All of the entries below need to be repeated exactly.
(Excerpted records begins)
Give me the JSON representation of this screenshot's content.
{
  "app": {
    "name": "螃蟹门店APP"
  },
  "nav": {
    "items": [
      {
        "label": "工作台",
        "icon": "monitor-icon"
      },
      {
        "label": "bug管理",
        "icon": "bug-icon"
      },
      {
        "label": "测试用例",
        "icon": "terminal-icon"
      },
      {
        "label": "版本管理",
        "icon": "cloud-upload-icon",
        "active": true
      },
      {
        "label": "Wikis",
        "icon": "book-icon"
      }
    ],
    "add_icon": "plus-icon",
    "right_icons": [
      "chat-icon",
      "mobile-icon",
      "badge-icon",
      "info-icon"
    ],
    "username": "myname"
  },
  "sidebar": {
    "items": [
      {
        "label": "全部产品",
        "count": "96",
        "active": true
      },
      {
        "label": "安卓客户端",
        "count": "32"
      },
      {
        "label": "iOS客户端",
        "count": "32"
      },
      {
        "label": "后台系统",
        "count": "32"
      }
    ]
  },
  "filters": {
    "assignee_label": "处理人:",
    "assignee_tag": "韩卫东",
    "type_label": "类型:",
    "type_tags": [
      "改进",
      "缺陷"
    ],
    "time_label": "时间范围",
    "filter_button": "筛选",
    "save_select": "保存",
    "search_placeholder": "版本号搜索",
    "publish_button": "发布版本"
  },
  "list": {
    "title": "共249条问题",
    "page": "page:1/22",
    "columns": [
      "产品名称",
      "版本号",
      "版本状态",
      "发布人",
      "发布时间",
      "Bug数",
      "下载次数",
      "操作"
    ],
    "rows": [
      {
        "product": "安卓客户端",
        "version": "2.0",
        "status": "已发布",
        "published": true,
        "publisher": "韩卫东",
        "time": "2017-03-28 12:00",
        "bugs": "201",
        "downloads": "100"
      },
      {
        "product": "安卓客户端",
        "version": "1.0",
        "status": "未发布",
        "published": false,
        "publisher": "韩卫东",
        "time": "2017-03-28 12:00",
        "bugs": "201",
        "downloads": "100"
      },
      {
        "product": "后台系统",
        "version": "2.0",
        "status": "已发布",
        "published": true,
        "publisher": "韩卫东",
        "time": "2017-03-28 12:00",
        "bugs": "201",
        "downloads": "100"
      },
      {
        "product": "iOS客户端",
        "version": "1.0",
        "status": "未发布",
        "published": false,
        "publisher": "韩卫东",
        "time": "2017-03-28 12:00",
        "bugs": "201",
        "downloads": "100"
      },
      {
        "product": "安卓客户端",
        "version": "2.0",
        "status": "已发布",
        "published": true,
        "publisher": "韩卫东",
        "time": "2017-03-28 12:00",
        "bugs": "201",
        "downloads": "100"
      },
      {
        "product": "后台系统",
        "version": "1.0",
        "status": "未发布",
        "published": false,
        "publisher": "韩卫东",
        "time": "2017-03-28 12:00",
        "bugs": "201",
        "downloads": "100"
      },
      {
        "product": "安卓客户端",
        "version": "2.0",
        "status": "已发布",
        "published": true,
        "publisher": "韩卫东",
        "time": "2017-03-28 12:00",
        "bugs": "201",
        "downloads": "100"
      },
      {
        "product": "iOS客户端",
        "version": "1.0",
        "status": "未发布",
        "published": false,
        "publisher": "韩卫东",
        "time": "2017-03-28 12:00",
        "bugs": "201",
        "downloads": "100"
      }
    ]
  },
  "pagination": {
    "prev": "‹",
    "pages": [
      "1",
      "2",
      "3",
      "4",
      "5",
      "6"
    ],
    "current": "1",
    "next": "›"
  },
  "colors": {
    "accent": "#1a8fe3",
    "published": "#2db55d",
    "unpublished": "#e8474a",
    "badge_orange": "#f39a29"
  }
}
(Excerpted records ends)
• _Result for this exercise_
Give me the JSON representation of this screenshot's content.
{
  "app": {
    "name": "螃蟹门店APP"
  },
  "nav": {
    "items": [
      {
        "label": "工作台",
        "icon": "monitor-icon"
      },
      {
        "label": "bug管理",
        "icon": "bug-icon"
      },
      {
        "label": "测试用例",
        "icon": "terminal-icon"
      },
      {
        "label": "版本管理",
        "icon": "cloud-upload-icon",
        "active": true
      },
      {
        "label": "Wikis",
        "icon": "book-icon"
      }
    ],
    "add_icon": "plus-icon",
    "right_icons": [
      "chat-icon",
      "mobile-icon",
      "badge-icon",
      "info-icon"
    ],
    "username": "myname"
  },
  "sidebar": {
    "items": [
      {
        "label": "全部产品",
        "count": "96",
        "active": true
      },
      {
        "label": "安卓客户端",
        "count": "32"
      },
      {
        "label": "iOS客户端",
        "count": "32"
      },
      {
        "label": "后台系统",
        "count": "32"
      }
    ]
  },
  "filters": {
    "assignee_label": "处理人:",
    "assignee_tag": "韩卫东",
    "type_label": "类型:",
    "type_tags": [
      "改进",
      "缺陷"
    ],
    "time_label": "时间范围",
    "filter_button": "筛选",
    "save_select": "保存",
    "search_placeholder": "版本号搜索",
    "publish_button": "发布版本"
  },
  "list": {
    "title": "共249条问题",
    "page": "page:1/22",
    "columns": [
      "产品名称",
      "版本号",
      "版本状态",
      "发布人",
      "发布时间",
      "Bug数",
      "下载次数",
      "操作"
    ],
    "rows": [
      {
        "product": "安卓客户端",
        "version": "2.0",
        "status": "已发布",
        "published": true,
        "publisher": "韩卫东",
        "time": "2017-03-28 12:00",
        "bugs": "201",
        "downloads": "100"
      },
      {
        "product": "安卓客户端",
        "version": "1.0",
        "status": "未发布",
        "published": false,
        "publisher": "韩卫东",
        "time": "2017-03-28 12:00",
        "bugs": "201",
        "downloads": "100"
      },
      {
        "product": "后台系统",
        "version": "2.0",
        "status": "已发布",
        "published": true,
        "publisher": "韩卫东",
        "time": "2017-03-28 12:00",
        "bugs": "201",
        "downloads": "100"
      },
      {
        "product": "iOS客户端",
        "version": "1.0",
        "status": "未发布",
        "published": false,
        "publisher": "韩卫东",
        "time": "2017-03-28 12:00",
        "bugs": "201",
        "downloads": "100"
      },
      {
        "product": "安卓客户端",
        "version": "2.0",
        "status": "已发布",
        "published": true,
        "publisher": "韩卫东",
        "time": "2017-03-28 12:00",
        "bugs": "201",
        "downloads": "100"
      },
      {
        "product": "后台系统",
        "version": "1.0",
        "status": "未发布",
        "published": false,
        "publisher": "韩卫东",
        "time": "2017-03-28 12:00",
        "bugs": "201",
        "downloads": "100"
      },
      {
        "product": "安卓客户端",
        "version": "2.0",
        "status": "已发布",
        "published": true,
        "publisher": "韩卫东",
        "time": "2017-03-28 12:00",
        "bugs": "201",
        "downloads": "100"
      },
      {
        "product": "iOS客户端",
        "version": "1.0",
        "status": "未发布",
        "published": false,
        "publisher": "韩卫东",
        "time": "2017-03-28 12:00",
        "bugs": "201",
        "downloads": "100"
      }
    ]
  },
  "pagination": {
    "prev": "‹",
    "pages": [
      "1",
      "2",
      "3",
      "4",
      "5",
      "6"
    ],
    "current": "1",
    "next": "›"
  },
  "colors": {
    "accent": "#1a8fe3",
    "published": "#2db55d",
    "unpublished": "#e8474a",
    "badge_orange": "#f39a29"
  }
}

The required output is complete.